**** Record extracts ****

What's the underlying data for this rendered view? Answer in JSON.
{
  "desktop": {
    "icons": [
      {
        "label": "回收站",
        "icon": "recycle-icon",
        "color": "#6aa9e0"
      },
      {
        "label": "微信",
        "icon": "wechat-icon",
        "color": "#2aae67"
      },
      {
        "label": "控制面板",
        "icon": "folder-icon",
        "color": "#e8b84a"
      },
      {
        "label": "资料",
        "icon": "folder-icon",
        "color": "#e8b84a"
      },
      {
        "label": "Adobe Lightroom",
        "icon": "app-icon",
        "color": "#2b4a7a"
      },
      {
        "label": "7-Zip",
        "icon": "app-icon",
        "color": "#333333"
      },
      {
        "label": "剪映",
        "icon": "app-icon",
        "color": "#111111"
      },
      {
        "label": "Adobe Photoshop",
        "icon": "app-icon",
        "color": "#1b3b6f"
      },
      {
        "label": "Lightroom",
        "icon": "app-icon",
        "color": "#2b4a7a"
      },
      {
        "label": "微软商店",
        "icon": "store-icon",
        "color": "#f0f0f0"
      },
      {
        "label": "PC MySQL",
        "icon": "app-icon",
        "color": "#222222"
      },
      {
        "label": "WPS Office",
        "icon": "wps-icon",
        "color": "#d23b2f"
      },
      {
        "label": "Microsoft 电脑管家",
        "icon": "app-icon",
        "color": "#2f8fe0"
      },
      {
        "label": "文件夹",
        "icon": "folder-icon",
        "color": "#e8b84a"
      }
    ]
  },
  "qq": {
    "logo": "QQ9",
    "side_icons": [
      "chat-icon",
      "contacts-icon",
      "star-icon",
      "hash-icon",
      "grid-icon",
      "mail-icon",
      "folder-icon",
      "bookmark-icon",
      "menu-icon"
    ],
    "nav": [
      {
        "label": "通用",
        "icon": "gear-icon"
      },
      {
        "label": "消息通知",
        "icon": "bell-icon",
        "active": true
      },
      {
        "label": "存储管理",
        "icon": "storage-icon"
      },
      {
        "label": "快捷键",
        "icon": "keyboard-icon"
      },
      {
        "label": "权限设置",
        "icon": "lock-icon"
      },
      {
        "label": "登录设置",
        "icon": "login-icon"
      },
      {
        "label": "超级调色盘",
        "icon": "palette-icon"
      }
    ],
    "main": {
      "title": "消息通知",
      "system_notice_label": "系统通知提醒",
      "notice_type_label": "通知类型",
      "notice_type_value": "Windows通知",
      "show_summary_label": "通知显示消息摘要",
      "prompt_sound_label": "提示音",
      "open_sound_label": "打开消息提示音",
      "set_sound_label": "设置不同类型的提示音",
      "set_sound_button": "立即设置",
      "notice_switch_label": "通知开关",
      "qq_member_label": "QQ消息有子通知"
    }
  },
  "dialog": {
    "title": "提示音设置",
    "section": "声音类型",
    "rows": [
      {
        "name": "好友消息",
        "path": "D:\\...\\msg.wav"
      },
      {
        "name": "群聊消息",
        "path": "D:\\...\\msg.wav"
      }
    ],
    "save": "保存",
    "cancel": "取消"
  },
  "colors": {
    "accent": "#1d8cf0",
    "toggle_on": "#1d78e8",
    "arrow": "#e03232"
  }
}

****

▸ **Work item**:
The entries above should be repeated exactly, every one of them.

▸ **Solution to the problem**:
What's the underlying data for this rendered view? Answer in JSON.
{
  "desktop": {
    "icons": [
      {
        "label": "回收站",
        "icon": "recycle-icon",
        "color": "#6aa9e0"
      },
      {
        "label": "微信",
        "icon": "wechat-icon",
        "color": "#2aae67"
      },
      {
        "label": "控制面板",
        "icon": "folder-icon",
        "color": "#e8b84a"
      },
      {
        "label": "资料",
        "icon": "folder-icon",
        "color": "#e8b84a"
      },
      {
        "label": "Adobe Lightroom",
        "icon": "app-icon",
        "color": "#2b4a7a"
      },
      {
        "label": "7-Zip",
        "icon": "app-icon",
        "color": "#333333"
      },
      {
        "label": "剪映",
        "icon": "app-icon",
        "color": "#111111"
      },
      {
        "label": "Adobe Photoshop",
        "icon": "app-icon",
        "color": "#1b3b6f"
      },
      {
        "label": "Lightroom",
        "icon": "app-icon",
        "color": "#2b4a7a"
      },
      {
        "label": "微软商店",
        "icon": "store-icon",
        "color": "#f0f0f0"
      },
      {
        "label": "PC MySQL",
        "icon": "app-icon",
        "color": "#222222"
      },
      {
        "label": "WPS Office",
        "icon": "wps-icon",
        "color": "#d23b2f"
      },
      {
        "label": "Microsoft 电脑管家",
        "icon": "app-icon",
        "color": "#2f8fe0"
      },
      {
        "label": "文件夹",
        "icon": "folder-icon",
        "color": "#e8b84a"
      }
    ]
  },
  "qq": {
    "logo": "QQ9",
    "side_icons": [
      "chat-icon",
      "contacts-icon",
      "star-icon",
      "hash-icon",
      "grid-icon",
      "mail-icon",
      "folder-icon",
      "bookmark-icon",
      "menu-icon"
    ],
    "nav": [
      {
        "label": "通用",
        "icon": "gear-icon"
      },
      {
        "label": "消息通知",
        "icon": "bell-icon",
        "active": true
      },
      {
        "label": "存储管理",
        "icon": "storage-icon"
      },
      {
        "label": "快捷键",
        "icon": "keyboard-icon"
      },
      {
        "label": "权限设置",
        "icon": "lock-icon"
      },
      {
        "label": "登录设置",
        "icon": "login-icon"
      },
      {
        "label": "超级调色盘",
        "icon": "palette-icon"
      }
    ],
    "main": {
      "title": "消息通知",
      "system_notice_label": "系统通知提醒",
      "notice_type_label": "通知类型",
      "notice_type_value": "Windows通知",
      "show_summary_label": "通知显示消息摘要",
      "prompt_sound_label": "提示音",
      "open_sound_label": "打开消息提示音",
      "set_sound_label": "设置不同类型的提示音",
      "set_sound_button": "立即设置",
      "notice_switch_label": "通知开关",
      "qq_member_label": "QQ消息有子通知"
    }
  },
  "dialog": {
    "title": "提示音设置",
    "section": "声音类型",
    "rows": [
      {
        "name": "好友消息",
        "path": "D:\\...\\msg.wav"
      },
      {
        "name": "群聊消息",
        "path": "D:\\...\\msg.wav"
      }
    ],
    "save": "保存",
    "cancel": "取消"
  },
  "colors": {
    "accent": "#1d8cf0",
    "toggle_on": "#1d78e8",
    "arrow": "#e03232"
  }
}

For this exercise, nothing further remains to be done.